From here the route begins a descent into a valley. Again there is no trail, and even cairns become sparse. Head for the lake at the bottom. You can stay to the east side and take the scree path down, which is the most direct route. If your feet are tired of scree the meadows make for more pleasant walking. Alongside the creek that feeds off of the lake at the base of the meadows is a large talus field. Several groups of trees weave through the scree field, where you can find cairns. Follow this until suddenly a well formed trail through the talus fields appears in the trees at about 1700m, about 150m west of the river. This trail traverses across the next few talus slopes before a short climb into the woods. Flat trail through woodland meanders to a brilliant spot at Ogre Lake. There is good camping here, as well as a canoe stashed in the woods.
The trail then follows the northeastern edge of the lake, where it climbs fairly gently upwards through meadows. As you get into flatter broad meadows the trail disappears. Numerous cairns are visible, though they appear a bit random at times. The trail heads upwards and around the corner to the northeast where you climb a short col, before descending a scree slope.
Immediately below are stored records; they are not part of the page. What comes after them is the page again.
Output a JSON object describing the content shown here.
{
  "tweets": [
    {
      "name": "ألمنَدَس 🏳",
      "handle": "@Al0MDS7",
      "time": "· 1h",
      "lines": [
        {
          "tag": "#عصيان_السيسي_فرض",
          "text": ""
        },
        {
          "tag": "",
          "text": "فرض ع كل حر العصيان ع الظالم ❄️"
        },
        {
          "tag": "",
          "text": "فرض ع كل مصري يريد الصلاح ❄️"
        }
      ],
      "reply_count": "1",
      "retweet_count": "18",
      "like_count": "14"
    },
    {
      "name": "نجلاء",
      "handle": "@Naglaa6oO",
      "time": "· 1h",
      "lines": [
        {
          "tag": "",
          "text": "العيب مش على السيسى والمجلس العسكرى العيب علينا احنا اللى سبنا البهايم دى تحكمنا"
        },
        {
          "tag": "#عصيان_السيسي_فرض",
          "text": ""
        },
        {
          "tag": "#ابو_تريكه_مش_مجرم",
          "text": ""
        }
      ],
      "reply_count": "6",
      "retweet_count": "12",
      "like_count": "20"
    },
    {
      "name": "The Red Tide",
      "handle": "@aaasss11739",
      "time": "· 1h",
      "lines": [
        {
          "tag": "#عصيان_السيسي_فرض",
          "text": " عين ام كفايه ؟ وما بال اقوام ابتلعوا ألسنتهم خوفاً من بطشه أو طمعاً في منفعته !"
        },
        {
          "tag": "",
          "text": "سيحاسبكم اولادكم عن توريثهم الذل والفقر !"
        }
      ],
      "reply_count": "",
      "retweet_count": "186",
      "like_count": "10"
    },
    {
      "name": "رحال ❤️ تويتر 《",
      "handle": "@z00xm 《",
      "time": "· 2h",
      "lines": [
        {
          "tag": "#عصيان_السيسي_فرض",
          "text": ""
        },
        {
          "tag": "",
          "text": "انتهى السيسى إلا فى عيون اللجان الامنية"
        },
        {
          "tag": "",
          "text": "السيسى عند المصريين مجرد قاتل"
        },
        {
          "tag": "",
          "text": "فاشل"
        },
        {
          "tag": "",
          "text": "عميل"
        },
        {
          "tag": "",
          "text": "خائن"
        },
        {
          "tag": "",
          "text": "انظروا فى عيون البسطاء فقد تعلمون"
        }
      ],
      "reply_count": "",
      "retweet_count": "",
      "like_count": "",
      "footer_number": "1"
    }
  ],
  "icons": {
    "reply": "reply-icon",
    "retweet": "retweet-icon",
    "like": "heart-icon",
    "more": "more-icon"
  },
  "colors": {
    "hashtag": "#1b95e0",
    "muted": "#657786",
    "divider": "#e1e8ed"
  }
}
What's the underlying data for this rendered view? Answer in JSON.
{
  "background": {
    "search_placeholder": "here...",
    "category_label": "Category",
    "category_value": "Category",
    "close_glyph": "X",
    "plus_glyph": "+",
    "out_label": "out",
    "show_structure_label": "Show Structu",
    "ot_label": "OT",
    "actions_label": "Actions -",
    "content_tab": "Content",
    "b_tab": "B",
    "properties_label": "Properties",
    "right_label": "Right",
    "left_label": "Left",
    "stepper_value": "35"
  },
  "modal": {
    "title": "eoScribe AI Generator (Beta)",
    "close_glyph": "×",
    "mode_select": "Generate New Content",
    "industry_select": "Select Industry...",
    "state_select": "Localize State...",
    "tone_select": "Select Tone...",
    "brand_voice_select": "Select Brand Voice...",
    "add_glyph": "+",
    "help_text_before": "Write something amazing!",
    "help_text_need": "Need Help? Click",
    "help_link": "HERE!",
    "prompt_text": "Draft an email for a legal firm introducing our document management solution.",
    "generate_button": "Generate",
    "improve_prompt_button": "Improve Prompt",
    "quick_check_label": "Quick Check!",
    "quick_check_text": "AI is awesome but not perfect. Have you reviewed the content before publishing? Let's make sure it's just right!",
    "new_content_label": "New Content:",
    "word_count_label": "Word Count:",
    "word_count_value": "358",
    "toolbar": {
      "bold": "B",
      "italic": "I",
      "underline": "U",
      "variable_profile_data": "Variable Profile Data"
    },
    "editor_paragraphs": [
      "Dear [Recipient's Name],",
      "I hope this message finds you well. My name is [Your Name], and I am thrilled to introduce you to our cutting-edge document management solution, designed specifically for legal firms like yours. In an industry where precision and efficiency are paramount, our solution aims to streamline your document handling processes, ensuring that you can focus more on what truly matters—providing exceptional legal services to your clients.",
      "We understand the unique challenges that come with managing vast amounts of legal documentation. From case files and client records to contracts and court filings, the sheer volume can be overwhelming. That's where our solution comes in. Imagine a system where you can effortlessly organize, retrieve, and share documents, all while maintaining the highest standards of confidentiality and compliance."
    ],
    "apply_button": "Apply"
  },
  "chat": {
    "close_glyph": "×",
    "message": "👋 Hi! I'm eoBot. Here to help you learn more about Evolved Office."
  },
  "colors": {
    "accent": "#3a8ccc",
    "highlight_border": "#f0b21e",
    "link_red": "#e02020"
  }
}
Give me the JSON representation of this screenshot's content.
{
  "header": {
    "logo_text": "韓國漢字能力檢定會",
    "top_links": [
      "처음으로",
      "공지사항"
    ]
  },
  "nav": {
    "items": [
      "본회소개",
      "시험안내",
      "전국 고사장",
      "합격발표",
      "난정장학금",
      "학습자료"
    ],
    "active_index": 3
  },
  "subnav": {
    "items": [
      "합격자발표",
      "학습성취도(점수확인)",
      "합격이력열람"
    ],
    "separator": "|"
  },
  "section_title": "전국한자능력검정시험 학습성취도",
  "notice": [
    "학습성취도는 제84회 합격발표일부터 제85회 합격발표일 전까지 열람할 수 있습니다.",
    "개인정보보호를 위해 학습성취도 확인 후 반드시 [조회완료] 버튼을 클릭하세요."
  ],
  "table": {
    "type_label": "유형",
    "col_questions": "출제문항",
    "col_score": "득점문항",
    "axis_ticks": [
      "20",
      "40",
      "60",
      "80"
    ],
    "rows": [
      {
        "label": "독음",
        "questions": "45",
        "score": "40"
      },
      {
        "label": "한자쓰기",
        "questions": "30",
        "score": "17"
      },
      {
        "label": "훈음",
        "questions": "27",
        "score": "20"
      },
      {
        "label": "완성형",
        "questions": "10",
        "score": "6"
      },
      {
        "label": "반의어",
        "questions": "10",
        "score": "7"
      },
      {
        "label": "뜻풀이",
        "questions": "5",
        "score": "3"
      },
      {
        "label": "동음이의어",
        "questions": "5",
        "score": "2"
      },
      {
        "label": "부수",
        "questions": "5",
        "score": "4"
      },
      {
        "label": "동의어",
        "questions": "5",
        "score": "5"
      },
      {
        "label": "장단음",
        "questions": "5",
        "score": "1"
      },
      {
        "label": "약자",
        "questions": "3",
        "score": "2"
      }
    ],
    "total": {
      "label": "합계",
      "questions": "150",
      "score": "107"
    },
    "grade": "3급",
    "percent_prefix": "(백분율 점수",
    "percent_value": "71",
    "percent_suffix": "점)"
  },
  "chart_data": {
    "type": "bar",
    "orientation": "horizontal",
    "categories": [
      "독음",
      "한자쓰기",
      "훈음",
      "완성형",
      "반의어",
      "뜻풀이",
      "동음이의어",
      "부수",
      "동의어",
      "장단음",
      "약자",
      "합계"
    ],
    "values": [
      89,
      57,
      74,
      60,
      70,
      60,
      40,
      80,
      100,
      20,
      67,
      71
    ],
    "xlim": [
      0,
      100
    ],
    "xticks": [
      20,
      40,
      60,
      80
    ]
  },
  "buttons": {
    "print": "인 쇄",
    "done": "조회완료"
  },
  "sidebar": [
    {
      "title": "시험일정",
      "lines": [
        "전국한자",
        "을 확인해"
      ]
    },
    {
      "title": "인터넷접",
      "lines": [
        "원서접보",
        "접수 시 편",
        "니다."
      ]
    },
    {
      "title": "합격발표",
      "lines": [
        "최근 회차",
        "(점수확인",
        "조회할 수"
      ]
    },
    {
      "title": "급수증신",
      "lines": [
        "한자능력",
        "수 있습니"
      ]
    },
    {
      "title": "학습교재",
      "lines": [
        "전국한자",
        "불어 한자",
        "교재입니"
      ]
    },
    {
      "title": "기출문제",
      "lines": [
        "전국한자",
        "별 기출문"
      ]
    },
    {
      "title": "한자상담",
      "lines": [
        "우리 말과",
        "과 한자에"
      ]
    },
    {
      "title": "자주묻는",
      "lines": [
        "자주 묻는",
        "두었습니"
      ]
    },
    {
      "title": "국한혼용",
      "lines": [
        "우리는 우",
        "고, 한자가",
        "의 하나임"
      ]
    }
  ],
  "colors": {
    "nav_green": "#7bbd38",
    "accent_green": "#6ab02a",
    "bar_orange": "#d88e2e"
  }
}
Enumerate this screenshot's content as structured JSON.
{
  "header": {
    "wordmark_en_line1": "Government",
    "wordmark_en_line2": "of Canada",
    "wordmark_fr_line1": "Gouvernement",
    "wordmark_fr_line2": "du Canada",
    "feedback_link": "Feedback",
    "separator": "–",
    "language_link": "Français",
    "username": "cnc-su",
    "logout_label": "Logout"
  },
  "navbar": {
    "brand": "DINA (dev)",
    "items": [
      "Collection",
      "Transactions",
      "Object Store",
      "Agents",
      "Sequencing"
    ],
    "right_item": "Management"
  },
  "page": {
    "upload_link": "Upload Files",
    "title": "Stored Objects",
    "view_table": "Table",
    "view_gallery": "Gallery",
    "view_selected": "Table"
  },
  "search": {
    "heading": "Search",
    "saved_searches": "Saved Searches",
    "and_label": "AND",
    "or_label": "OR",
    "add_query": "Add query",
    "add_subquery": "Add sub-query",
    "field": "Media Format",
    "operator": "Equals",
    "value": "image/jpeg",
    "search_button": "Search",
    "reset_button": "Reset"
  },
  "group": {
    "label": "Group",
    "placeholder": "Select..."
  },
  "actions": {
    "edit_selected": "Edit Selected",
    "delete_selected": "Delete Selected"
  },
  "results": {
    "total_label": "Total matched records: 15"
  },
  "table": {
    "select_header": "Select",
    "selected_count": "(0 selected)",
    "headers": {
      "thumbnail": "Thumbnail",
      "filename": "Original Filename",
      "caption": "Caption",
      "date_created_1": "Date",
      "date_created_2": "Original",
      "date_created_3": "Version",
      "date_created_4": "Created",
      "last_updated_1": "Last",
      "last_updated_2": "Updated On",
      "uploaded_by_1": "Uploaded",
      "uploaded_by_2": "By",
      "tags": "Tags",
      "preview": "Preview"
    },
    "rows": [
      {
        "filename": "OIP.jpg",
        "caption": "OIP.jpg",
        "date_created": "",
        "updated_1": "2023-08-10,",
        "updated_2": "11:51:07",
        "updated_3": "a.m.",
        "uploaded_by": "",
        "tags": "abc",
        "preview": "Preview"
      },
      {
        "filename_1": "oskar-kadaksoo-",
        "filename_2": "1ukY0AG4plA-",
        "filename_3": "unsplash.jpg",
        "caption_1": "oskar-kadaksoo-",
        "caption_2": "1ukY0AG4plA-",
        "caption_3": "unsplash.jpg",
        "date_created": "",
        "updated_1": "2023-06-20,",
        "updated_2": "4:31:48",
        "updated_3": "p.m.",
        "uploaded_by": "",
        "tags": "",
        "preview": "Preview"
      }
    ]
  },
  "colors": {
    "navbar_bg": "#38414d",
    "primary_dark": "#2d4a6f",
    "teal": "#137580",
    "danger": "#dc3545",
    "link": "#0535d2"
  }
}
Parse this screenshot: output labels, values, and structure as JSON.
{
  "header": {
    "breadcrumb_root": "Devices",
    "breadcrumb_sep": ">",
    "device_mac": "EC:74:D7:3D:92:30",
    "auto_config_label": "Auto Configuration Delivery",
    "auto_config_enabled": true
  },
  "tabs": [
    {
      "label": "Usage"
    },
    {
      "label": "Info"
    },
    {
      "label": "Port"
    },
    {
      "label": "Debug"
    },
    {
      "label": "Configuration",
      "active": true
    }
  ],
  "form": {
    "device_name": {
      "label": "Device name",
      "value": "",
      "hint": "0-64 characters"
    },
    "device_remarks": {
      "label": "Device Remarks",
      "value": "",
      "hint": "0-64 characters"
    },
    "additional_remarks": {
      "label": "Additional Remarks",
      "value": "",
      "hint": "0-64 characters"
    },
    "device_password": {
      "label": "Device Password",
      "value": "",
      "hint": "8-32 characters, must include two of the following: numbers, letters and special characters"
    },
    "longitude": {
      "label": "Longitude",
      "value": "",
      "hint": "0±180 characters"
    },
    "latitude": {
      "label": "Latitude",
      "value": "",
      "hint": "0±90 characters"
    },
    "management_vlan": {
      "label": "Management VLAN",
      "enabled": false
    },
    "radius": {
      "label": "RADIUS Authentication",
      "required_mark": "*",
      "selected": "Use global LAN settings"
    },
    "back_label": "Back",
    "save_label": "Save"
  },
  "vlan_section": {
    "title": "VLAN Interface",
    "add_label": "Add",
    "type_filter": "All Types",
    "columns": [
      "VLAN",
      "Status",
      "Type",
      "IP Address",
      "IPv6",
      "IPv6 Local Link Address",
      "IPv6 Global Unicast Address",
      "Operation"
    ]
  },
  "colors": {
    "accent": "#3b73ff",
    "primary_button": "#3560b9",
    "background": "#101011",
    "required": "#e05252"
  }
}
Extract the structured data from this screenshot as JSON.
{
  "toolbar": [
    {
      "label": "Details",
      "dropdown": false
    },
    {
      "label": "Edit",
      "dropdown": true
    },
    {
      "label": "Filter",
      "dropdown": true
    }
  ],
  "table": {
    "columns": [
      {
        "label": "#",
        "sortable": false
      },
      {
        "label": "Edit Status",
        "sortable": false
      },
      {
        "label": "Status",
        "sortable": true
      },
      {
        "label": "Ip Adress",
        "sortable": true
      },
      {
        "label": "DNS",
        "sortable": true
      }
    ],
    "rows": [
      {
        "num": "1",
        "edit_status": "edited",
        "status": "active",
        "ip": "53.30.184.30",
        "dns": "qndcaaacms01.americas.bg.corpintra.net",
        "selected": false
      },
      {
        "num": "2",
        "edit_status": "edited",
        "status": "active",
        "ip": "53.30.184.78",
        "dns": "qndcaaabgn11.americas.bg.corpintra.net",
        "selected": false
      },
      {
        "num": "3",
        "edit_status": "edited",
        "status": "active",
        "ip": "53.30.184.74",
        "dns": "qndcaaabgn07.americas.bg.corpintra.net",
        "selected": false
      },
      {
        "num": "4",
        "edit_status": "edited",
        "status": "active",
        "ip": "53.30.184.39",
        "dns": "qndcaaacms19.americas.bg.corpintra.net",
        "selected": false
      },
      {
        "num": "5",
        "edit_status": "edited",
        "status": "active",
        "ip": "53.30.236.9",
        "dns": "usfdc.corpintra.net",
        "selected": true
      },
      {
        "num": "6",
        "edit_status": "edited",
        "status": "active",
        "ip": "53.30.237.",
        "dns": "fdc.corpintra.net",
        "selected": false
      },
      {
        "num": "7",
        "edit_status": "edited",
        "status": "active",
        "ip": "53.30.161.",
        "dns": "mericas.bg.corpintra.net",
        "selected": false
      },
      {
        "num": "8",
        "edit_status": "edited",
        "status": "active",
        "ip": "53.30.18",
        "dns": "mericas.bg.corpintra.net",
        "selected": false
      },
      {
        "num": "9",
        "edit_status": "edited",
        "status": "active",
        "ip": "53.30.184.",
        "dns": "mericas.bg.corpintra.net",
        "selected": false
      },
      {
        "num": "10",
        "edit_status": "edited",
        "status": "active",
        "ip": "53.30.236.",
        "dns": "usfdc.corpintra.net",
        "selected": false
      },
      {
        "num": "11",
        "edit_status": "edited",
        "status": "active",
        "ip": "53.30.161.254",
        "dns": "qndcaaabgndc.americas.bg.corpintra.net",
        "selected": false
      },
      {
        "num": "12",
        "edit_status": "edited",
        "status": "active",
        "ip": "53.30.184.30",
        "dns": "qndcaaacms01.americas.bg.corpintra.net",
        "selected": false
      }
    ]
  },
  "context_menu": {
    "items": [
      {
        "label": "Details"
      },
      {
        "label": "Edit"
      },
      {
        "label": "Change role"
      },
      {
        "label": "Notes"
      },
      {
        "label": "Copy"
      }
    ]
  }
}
Again this is another spot where the trail is tricky, but cairns are dense here. There is some marking tape, too. At about 1880m the route traverses across the face, past a small tarn, and then up a short ridge. Here you will get a good glimpse of the last major climb of the route.
The trail zigs and zags up a very steep slope. At the top there's a stunning view of the Tenquille valley, and all the peaks present themselves before you. While passing by next to the lake below looks tempting, the best trail is to the northwest of the lake up on a ridge made of rock. It’s best to descend by following the ridge that runs northwest from the col. If you do end up by the lake head due west from the lake's southern shore and search for the cairn. The trail is faint at first, but becomes clear as soon as you start descending the steep sections into the meadow below. From here onwards is a gentle descent to Tenquille Lake (with a very short uphill section). The trail reaches the lakeside trail at Tenquille, where you follow the main Tenquille trail out. The trail weaves past a hut and through meadows before descending to a fork. The east fork goes to Branch 12, and the west fork goes to the trailhead at the start of the Hurley. The western option includes a little more descent, and much harder on the knees, but you avoid driving the hard roads of the Hurley and Branch 12 (Branch 12 is much flatter and goes by a little quicker).
Gear: Ultralight gear is highly recommended for this route. The first col is a big scramble and a carrying a large, heavy pack will be quite challenging. If you decide to to do this route, solid boots and trekking poles are highly recommended.
A map, compass, GPS and altimeter are also highly recommended for the tricky navigation. If you’re using your phone an extra power pack/charger will be essential.
Scrambling up mountains and along technical trails with moderate fall exposure. Handholds are necessary to navigate the trail in its entirety, although they are not necessary at all times. Some obstacles can be very large and difficult to navigate, and the grades can often be near-vertical. The challenge of the trail and the steepness of the grade results in very strenuous hiking. Hikes of this difficulty blur the lines between "hiking" and "climbing".
Best time to visit
- Wild flowers
- Water features
- Forestry or heavy vegetation